START STORED DATA

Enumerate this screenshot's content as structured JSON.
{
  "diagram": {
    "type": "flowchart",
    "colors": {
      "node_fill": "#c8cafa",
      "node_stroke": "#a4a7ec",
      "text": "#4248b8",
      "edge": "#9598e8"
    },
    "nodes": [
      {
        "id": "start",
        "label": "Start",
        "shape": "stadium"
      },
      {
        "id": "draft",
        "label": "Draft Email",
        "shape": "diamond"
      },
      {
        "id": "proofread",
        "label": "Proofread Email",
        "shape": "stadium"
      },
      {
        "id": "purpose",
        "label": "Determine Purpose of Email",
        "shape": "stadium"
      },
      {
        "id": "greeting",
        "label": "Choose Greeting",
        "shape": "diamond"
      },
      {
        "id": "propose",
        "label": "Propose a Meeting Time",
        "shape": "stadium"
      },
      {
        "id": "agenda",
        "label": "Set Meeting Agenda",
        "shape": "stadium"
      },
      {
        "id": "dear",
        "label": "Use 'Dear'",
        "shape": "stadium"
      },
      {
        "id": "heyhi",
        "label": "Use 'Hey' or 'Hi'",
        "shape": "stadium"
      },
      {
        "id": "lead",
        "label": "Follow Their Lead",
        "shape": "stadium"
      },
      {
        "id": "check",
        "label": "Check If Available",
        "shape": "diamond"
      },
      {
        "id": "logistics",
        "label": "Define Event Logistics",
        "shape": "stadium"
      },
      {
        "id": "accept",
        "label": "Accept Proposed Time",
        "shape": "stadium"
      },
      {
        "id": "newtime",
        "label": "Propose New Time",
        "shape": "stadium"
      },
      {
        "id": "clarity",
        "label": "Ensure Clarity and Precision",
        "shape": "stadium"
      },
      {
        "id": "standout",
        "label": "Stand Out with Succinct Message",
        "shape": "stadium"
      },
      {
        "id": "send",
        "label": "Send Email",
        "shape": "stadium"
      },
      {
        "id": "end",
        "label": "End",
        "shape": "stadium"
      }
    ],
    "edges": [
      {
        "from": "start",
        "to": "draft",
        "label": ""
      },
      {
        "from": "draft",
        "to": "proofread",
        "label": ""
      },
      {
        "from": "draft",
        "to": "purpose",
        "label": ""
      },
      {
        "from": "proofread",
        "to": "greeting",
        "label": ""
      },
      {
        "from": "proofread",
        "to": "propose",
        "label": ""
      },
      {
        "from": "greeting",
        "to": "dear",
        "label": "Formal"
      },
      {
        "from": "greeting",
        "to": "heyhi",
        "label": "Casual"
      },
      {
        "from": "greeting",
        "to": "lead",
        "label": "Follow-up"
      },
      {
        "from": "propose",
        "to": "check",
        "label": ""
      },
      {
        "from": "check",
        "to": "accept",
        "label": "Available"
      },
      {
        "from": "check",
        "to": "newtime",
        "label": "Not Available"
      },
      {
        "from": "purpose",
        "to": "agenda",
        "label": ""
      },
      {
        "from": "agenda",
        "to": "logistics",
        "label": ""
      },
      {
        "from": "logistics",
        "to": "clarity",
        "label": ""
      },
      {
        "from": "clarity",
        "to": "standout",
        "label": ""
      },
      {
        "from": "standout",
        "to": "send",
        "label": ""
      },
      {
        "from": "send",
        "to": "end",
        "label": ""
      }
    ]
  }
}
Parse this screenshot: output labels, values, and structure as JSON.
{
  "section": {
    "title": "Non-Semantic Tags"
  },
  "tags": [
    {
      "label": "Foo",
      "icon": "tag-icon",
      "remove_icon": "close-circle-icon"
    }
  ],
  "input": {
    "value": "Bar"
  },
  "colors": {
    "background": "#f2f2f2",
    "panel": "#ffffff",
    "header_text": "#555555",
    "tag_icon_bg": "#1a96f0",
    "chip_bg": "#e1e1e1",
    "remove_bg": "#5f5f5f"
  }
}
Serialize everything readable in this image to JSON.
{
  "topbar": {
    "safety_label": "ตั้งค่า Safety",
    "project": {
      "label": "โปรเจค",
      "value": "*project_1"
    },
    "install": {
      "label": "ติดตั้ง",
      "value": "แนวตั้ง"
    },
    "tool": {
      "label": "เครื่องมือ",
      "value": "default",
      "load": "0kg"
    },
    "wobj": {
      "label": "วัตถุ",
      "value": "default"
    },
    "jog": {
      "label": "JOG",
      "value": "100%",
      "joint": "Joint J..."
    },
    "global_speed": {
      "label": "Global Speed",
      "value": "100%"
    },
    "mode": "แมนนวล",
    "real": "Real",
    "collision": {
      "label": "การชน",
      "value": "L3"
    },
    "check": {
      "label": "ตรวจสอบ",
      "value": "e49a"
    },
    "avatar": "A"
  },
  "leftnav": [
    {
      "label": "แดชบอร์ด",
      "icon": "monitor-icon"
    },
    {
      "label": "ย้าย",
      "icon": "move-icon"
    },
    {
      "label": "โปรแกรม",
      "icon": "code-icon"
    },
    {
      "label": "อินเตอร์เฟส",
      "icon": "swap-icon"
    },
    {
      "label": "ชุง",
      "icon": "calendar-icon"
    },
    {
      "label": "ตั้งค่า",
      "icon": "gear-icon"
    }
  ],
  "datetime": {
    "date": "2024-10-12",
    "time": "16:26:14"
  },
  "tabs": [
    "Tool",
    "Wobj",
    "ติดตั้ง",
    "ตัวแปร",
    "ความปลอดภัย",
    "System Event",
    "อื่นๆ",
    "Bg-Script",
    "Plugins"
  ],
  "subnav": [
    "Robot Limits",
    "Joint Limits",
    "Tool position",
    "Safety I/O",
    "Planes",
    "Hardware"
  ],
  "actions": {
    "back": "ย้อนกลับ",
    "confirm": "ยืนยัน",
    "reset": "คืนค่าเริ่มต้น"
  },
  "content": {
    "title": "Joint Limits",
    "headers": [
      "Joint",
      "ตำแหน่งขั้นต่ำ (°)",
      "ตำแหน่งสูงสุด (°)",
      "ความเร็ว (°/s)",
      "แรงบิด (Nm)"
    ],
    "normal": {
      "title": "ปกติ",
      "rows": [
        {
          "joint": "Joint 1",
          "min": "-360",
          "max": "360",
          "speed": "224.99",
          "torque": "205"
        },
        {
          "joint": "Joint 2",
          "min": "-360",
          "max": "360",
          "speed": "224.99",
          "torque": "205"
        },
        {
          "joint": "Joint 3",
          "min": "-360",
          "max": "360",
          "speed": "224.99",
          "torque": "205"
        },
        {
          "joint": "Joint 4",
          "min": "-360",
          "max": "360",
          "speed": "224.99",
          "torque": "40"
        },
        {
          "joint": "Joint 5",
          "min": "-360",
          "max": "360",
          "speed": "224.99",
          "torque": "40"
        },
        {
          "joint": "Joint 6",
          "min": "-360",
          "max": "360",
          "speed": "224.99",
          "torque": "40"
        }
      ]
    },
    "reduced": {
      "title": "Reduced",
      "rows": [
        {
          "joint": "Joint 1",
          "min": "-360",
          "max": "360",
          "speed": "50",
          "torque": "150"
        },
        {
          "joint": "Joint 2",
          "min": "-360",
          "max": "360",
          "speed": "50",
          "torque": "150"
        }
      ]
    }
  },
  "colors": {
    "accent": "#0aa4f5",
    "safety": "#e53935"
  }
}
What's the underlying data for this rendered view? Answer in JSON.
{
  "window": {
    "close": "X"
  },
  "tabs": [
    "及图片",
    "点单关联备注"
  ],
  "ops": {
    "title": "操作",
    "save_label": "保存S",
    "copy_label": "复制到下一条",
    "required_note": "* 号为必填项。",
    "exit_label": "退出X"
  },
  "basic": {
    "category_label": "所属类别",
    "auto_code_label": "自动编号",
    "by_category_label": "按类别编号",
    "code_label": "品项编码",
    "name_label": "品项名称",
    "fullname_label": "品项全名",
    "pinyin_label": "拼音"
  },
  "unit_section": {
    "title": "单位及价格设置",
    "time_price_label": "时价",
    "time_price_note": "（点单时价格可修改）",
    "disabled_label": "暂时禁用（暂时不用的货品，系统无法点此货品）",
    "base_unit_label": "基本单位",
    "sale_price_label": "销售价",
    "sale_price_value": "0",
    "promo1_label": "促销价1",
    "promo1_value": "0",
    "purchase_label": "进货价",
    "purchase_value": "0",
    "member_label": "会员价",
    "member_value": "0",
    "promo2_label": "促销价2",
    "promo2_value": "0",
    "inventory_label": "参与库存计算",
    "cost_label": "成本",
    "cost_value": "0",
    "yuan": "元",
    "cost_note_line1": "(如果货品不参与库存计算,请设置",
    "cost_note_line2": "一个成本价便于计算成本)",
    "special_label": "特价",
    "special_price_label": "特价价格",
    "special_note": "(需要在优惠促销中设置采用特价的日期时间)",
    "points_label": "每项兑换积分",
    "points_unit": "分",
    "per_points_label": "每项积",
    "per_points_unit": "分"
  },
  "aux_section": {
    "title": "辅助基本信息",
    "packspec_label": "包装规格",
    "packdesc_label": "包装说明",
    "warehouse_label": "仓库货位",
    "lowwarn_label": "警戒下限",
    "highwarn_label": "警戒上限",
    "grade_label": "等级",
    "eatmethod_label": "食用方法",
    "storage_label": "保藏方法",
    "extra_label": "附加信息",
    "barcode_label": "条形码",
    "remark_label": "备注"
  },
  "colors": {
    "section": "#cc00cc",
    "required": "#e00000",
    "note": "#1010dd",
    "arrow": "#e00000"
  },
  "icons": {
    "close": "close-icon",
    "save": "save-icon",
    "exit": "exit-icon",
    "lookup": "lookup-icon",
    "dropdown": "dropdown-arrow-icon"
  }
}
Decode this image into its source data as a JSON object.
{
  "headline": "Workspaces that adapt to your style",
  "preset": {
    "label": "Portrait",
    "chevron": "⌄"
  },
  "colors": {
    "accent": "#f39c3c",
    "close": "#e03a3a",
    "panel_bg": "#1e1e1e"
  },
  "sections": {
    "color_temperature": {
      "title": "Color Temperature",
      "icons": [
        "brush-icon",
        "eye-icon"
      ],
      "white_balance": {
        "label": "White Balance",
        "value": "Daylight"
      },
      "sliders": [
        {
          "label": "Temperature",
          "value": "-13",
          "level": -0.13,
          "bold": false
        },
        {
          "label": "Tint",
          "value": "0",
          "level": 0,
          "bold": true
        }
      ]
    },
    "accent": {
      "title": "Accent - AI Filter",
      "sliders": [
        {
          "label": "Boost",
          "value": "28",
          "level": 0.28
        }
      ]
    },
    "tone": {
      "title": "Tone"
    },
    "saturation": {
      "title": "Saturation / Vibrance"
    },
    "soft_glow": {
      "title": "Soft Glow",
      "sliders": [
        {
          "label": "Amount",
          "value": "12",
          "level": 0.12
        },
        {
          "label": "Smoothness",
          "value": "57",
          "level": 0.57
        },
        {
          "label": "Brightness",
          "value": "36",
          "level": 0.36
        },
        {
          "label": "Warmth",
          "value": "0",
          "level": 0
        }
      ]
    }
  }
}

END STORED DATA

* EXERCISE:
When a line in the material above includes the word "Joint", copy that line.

* SOLUTION TO THE EXERCISE:
      "joint": "Joint J..."
    "Joint Limits",
    "title": "Joint Limits",
      "Joint",
          "joint": "Joint 1",
          "joint": "Joint 2",
          "joint": "Joint 3",
          "joint": "Joint 4",
          "joint": "Joint 5",
          "joint": "Joint 6",
          "joint": "Joint 1",
          "joint": "Joint 2",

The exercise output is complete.